[PROBLEM REQUIREMENTS]
All records are to be restated word for word, with pictures excluded.

[Entries from a dataset of interfaces]
Start of Block

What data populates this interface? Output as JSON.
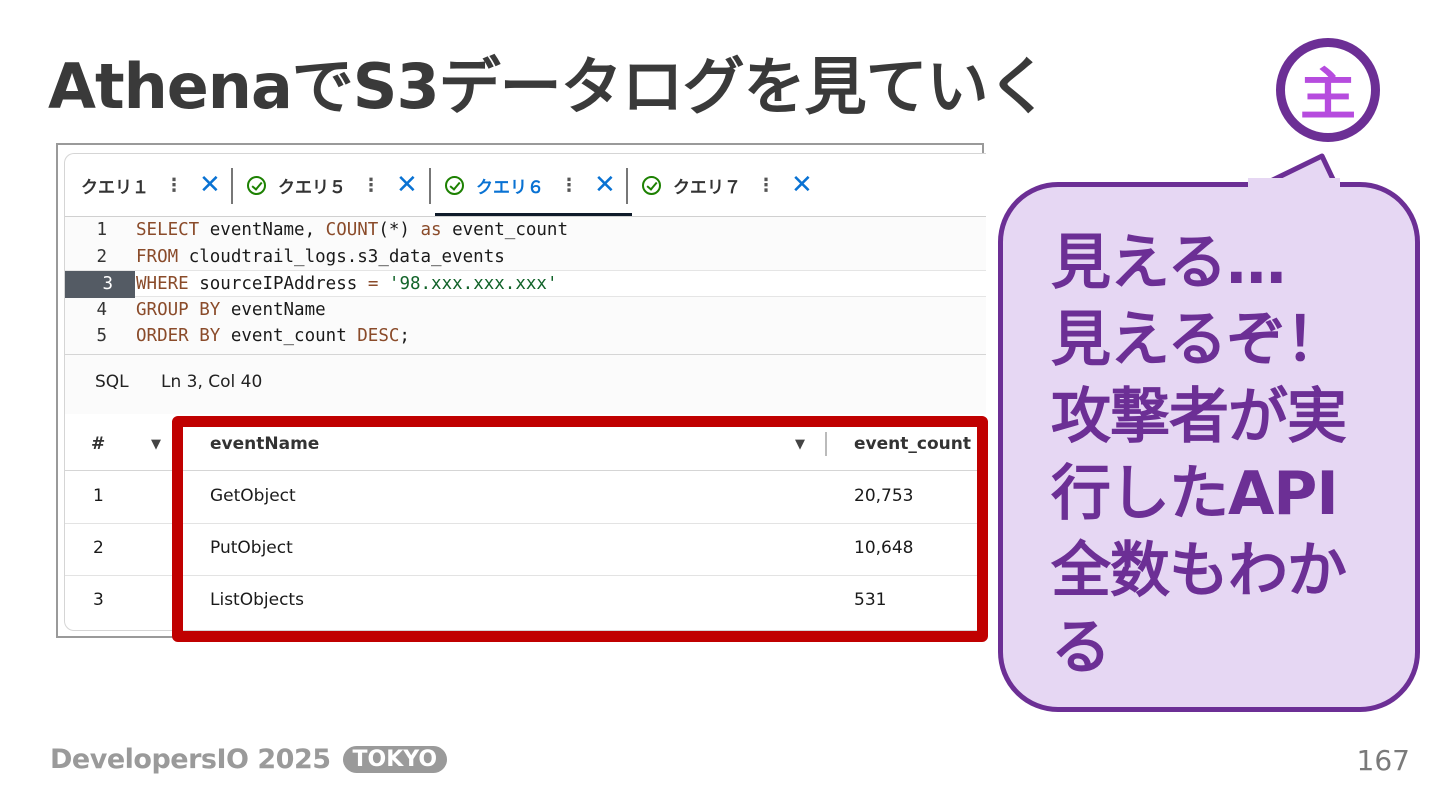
{
  "slide": {
    "title": "AthenaでS3データログを見ていく",
    "badge_char": "主",
    "bubble_text": "見える…\n見えるぞ！\n攻撃者が実\n行したAPI\n全数もわか\nる",
    "footer_brand": "DevelopersIO 2025",
    "footer_tag": "TOKYO",
    "page_number": "167"
  },
  "console": {
    "tabs": [
      {
        "label": "クエリ１",
        "status": "none"
      },
      {
        "label": "クエリ５",
        "status": "success"
      },
      {
        "label": "クエリ６",
        "status": "success",
        "active": true
      },
      {
        "label": "クエリ７",
        "status": "success"
      }
    ],
    "tab_menu_glyph": "⋮",
    "tab_close_glyph": "✕",
    "editor": {
      "lines": [
        {
          "n": "1",
          "tokens": [
            {
              "t": "SELECT",
              "c": "kw"
            },
            {
              "t": " eventName, ",
              "c": "plain"
            },
            {
              "t": "COUNT",
              "c": "fn"
            },
            {
              "t": "(*) ",
              "c": "plain"
            },
            {
              "t": "as",
              "c": "kw"
            },
            {
              "t": " event_count",
              "c": "plain"
            }
          ]
        },
        {
          "n": "2",
          "tokens": [
            {
              "t": "FROM",
              "c": "kw"
            },
            {
              "t": " cloudtrail_logs.s3_data_events",
              "c": "plain"
            }
          ]
        },
        {
          "n": "3",
          "tokens": [
            {
              "t": "WHERE",
              "c": "kw"
            },
            {
              "t": " sourceIPAddress ",
              "c": "plain"
            },
            {
              "t": "=",
              "c": "op"
            },
            {
              "t": " ",
              "c": "plain"
            },
            {
              "t": "'98.xxx.xxx.xxx'",
              "c": "str"
            }
          ],
          "current": true
        },
        {
          "n": "4",
          "tokens": [
            {
              "t": "GROUP BY",
              "c": "kw"
            },
            {
              "t": " eventName",
              "c": "plain"
            }
          ]
        },
        {
          "n": "5",
          "tokens": [
            {
              "t": "ORDER BY",
              "c": "kw"
            },
            {
              "t": " event_count ",
              "c": "plain"
            },
            {
              "t": "DESC",
              "c": "kw"
            },
            {
              "t": ";",
              "c": "plain"
            }
          ]
        }
      ],
      "language": "SQL",
      "cursor_position": "Ln 3, Col 40"
    },
    "results": {
      "columns": [
        "#",
        "eventName",
        "event_count"
      ],
      "sort_glyph": "▼",
      "rows": [
        {
          "idx": "1",
          "eventName": "GetObject",
          "event_count": "20,753"
        },
        {
          "idx": "2",
          "eventName": "PutObject",
          "event_count": "10,648"
        },
        {
          "idx": "3",
          "eventName": "ListObjects",
          "event_count": "531"
        }
      ]
    }
  },
  "colors": {
    "accent_purple": "#6c2f95",
    "bubble_fill": "#e6d7f3",
    "highlight_red": "#c00000",
    "link_blue": "#0972d3",
    "success_green": "#1d8102"
  }
}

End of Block

[WRITTEN REPLY]
What data populates this interface? Output as JSON.
{
  "slide": {
    "title": "AthenaでS3データログを見ていく",
    "badge_char": "主",
    "bubble_text": "見える…\n見えるぞ！\n攻撃者が実\n行したAPI\n全数もわか\nる",
    "footer_brand": "DevelopersIO 2025",
    "footer_tag": "TOKYO",
    "page_number": "167"
  },
  "console": {
    "tabs": [
      {
        "label": "クエリ１",
        "status": "none"
      },
      {
        "label": "クエリ５",
        "status": "success"
      },
      {
        "label": "クエリ６",
        "status": "success",
        "active": true
      },
      {
        "label": "クエリ７",
        "status": "success"
      }
    ],
    "tab_menu_glyph": "⋮",
    "tab_close_glyph": "✕",
    "editor": {
      "lines": [
        {
          "n": "1",
          "tokens": [
            {
              "t": "SELECT",
              "c": "kw"
            },
            {
              "t": " eventName, ",
              "c": "plain"
            },
            {
              "t": "COUNT",
              "c": "fn"
            },
            {
              "t": "(*) ",
              "c": "plain"
            },
            {
              "t": "as",
              "c": "kw"
            },
            {
              "t": " event_count",
              "c": "plain"
            }
          ]
        },
        {
          "n": "2",
          "tokens": [
            {
              "t": "FROM",
              "c": "kw"
            },
            {
              "t": " cloudtrail_logs.s3_data_events",
              "c": "plain"
            }
          ]
        },
        {
          "n": "3",
          "tokens": [
            {
              "t": "WHERE",
              "c": "kw"
            },
            {
              "t": " sourceIPAddress ",
              "c": "plain"
            },
            {
              "t": "=",
              "c": "op"
            },
            {
              "t": " ",
              "c": "plain"
            },
            {
              "t": "'98.xxx.xxx.xxx'",
              "c": "str"
            }
          ],
          "current": true
        },
        {
          "n": "4",
          "tokens": [
            {
              "t": "GROUP BY",
              "c": "kw"
            },
            {
              "t": " eventName",
              "c": "plain"
            }
          ]
        },
        {
          "n": "5",
          "tokens": [
            {
              "t": "ORDER BY",
              "c": "kw"
            },
            {
              "t": " event_count ",
              "c": "plain"
            },
            {
              "t": "DESC",
              "c": "kw"
            },
            {
              "t": ";",
              "c": "plain"
            }
          ]
        }
      ],
      "language": "SQL",
      "cursor_position": "Ln 3, Col 40"
    },
    "results": {
      "columns": [
        "#",
        "eventName",
        "event_count"
      ],
      "sort_glyph": "▼",
      "rows": [
        {
          "idx": "1",
          "eventName": "GetObject",
          "event_count": "20,753"
        },
        {
          "idx": "2",
          "eventName": "PutObject",
          "event_count": "10,648"
        },
        {
          "idx": "3",
          "eventName": "ListObjects",
          "event_count": "531"
        }
      ]
    }
  },
  "colors": {
    "accent_purple": "#6c2f95",
    "bubble_fill": "#e6d7f3",
    "highlight_red": "#c00000",
    "link_blue": "#0972d3",
    "success_green": "#1d8102"
  }
}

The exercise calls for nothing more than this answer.